Hotel star ratings are useless. Here’s how to read reviews the right way.
Two stars to someone else might be four stars for you.
Start planning a vacation or business trip today, and you’re probably going to do most of it yourself. Flights, lodging, rental cars, theme park tickets—everything’s easily available online. And an enormous amount of that work, particularly when it comes to choosing a hotel, involves sifting through customer reviews for the information most relevant to you. But it’s hard to know what to trust on the internet and, in this case, what you don’t know can hurt you.
Read between the lines
Understanding hotel reviews might seem as simple as counting the number of stars each patron gifted the establishment you’re considering (usually between one and five). But it’s actually the language reviewers use that matters most, according to a study published in 2016. The researchers analyzed text in 5,830 reviews of 57 hotels in Moscow, Russia, to show that recurring words and the context of the reviews are what’s truly important.
The study’s end goal was to understand the feelings and motivations behind certain words and to find patterns, says Joel Goh, one of the researchers and currently an assistant professor at the National University of Singapore Business School. A prominent motif was the presence of emotion in reviewers’ words, like consistent aggressive language in negative reviews. Another was the recurrence of words such as “free,” “breakfast,” and “clean” linked to positive ratings.
And while this study was meant to be useful for the properties themselves, consumers can also benefit by creating their own spreadsheets to compare review text that touches on specific categories, says Shawn Mankad, assistant professor at Cornell University’s business school and another member of the research team. So if your main needs are cleanliness and location, you should track the number of reviews that consistently use buzzwords associated with those categories as you make your final decision.
It’s also important to pay attention to when positive posts mention individual hotel employees by name, says Erin Green, a travel advisor in Minneapolis. So if you see something along the lines of “Julian was a great help,” that’s a strong indication that the people who work at the hotel are building relationships with guests and are intent on making a good impression, she explains.
Keep your timeline straight as you sort
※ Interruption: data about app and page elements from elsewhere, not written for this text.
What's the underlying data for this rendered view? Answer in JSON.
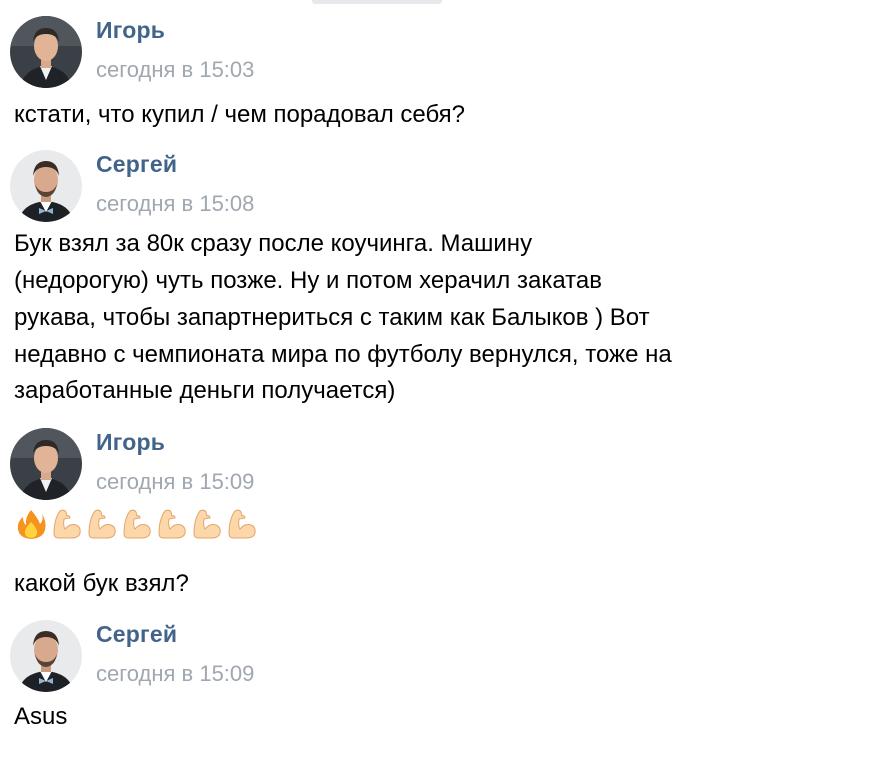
{
  "messages": [
    {
      "author": "Игорь",
      "time": "сегодня в 15:03",
      "lines": [
        "кстати, что купил / чем порадовал себя?"
      ]
    },
    {
      "author": "Сергей",
      "time": "сегодня в 15:08",
      "lines": [
        "Бук взял за 80к сразу после коучинга. Машину",
        "(недорогую) чуть позже. Ну и потом херачил закатав",
        "рукава, чтобы запартнериться с таким как Балыков ) Вот",
        "недавно с чемпионата мира по футболу вернулся, тоже на",
        "заработанные деньги получается)"
      ]
    },
    {
      "author": "Игорь",
      "time": "сегодня в 15:09",
      "emoji": [
        "fire-emoji",
        "flexed-biceps-emoji",
        "flexed-biceps-emoji",
        "flexed-biceps-emoji",
        "flexed-biceps-emoji",
        "flexed-biceps-emoji",
        "flexed-biceps-emoji"
      ],
      "lines": [
        "какой бук взял?"
      ]
    },
    {
      "author": "Сергей",
      "time": "сегодня в 15:09",
      "lines": [
        "Asus"
      ]
    }
  ],
  "colors": {
    "author": "#42648b",
    "time": "#a0a7b0",
    "text": "#000000"
  }
}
Depending on the site you’re using, the settings and filters with which you can sort reviews will differ. TripAdvisor has a “time of year” section, for example, where you can select what people had to say at a specific time of year for any given hotel. Or if there are phrases you specifically want to see, you can head to “popular mentions” on TripAdvisor, which includes options such as “close to transportation,” “on-site restaurant,” and “city view.” Both TripAdvisor and Expedia allow you to look at reviews based on who left them (business travelers, solo travelers, or families, for example).
TripAdvisor, Expedia, and Kayak, like many travel sites, initially list reviews chronologically, so it’s important to keep track of how dates have changed as you focus your search via keywords, traveler type, the language it’s written in, or other filters. If you come across a negative review related to something important for your stay (like trouble connecting to the Wi-Fi), but it’s over a year old, look at more current reviews and then search for possible mentions of changes or upgrades to the property. You may also be able to find a thoughtful response from a manager promising that particular issue has been addressed.
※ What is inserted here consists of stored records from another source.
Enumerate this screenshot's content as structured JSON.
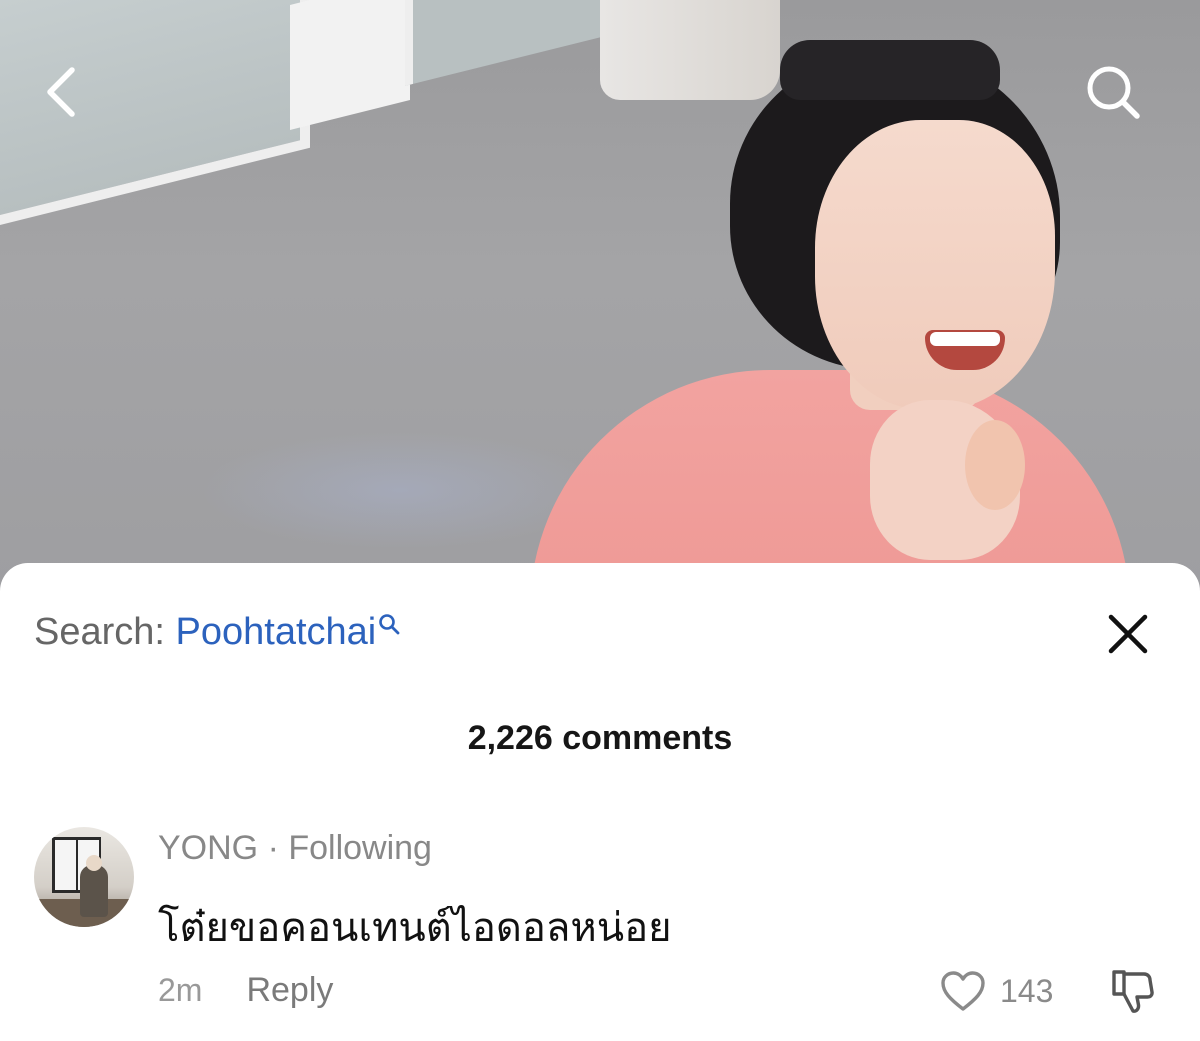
{
  "video": {
    "icons": {
      "back": "chevron-left-icon",
      "search": "search-icon"
    }
  },
  "sheet": {
    "search_prefix": "Search: ",
    "search_term": "Poohtatchai",
    "comment_count": "2,226 comments",
    "comment": {
      "username": "YONG",
      "separator": " · ",
      "relationship": "Following",
      "text": "โต๋ยขอคอนเทนต์ไอดอลหน่อย",
      "time": "2m",
      "reply_label": "Reply",
      "likes": "143"
    }
  },
  "colors": {
    "link_blue": "#2c62bd",
    "meta_gray": "#999999",
    "text_dark": "#111111"
  }
}
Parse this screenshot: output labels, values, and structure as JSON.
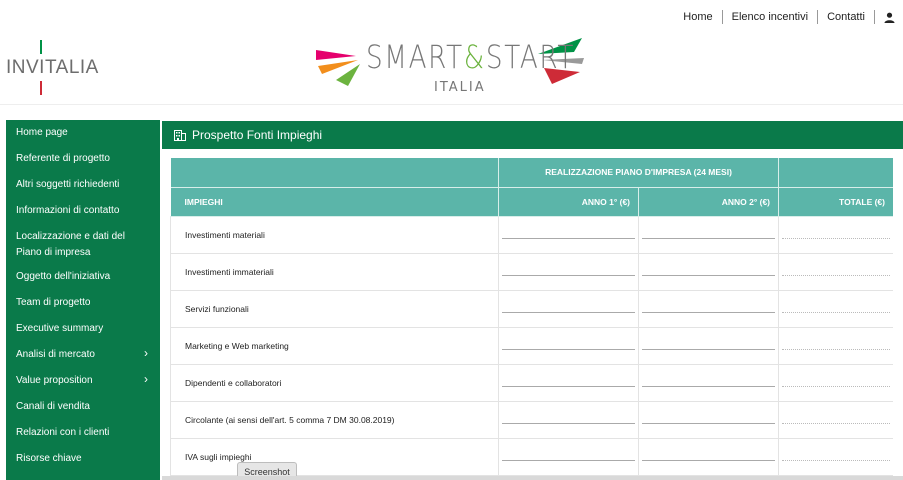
{
  "topnav": {
    "links": [
      "Home",
      "Elenco incentivi",
      "Contatti"
    ],
    "user_icon": "user-icon"
  },
  "logos": {
    "invitalia": "INVITALIA",
    "smartstart": {
      "left": "SMART",
      "amp": "&",
      "right": "START",
      "sub": "ITALIA"
    }
  },
  "sidebar": {
    "items": [
      {
        "label": "Home page",
        "chevron": false
      },
      {
        "label": "Referente di progetto",
        "chevron": false
      },
      {
        "label": "Altri soggetti richiedenti",
        "chevron": false
      },
      {
        "label": "Informazioni di contatto",
        "chevron": false
      },
      {
        "label": "Localizzazione e dati del Piano di impresa",
        "chevron": false
      },
      {
        "label": "Oggetto dell'iniziativa",
        "chevron": false
      },
      {
        "label": "Team di progetto",
        "chevron": false
      },
      {
        "label": "Executive summary",
        "chevron": false
      },
      {
        "label": "Analisi di mercato",
        "chevron": true
      },
      {
        "label": "Value proposition",
        "chevron": true
      },
      {
        "label": "Canali di vendita",
        "chevron": false
      },
      {
        "label": "Relazioni con i clienti",
        "chevron": false
      },
      {
        "label": "Risorse chiave",
        "chevron": false
      }
    ]
  },
  "panel": {
    "title": "Prospetto Fonti Impieghi",
    "icon": "building-icon"
  },
  "table": {
    "group_header": "REALIZZAZIONE PIANO D'IMPRESA (24 MESI)",
    "columns": [
      "IMPIEGHI",
      "ANNO 1° (€)",
      "ANNO 2° (€)",
      "TOTALE (€)"
    ],
    "rows": [
      "Investimenti materiali",
      "Investimenti immateriali",
      "Servizi funzionali",
      "Marketing e Web marketing",
      "Dipendenti e collaboratori",
      "Circolante (ai sensi dell'art. 5 comma 7 DM 30.08.2019)",
      "IVA sugli impieghi"
    ]
  },
  "overlay": {
    "screenshot_label": "Screenshot"
  },
  "colors": {
    "green": "#0a7a4a",
    "teal": "#5bb5a9"
  }
}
Katie Krumpter, a senior financial advisor for New York Legal Assistance Group and an avid traveler, always makes sure to give more weight to reviews posted within the past six months. The Moscow hotel study didn’t cover the timing of reviews, but Goh says it’s a wise additional precaution because negative reviews can alert hotels to issues and prompt them to find a fix in an effort to satisfy even the fussiest traveler. So last year’s one-star resort might be this year’s three-star destination. Just don’t forget to read the words under those stars.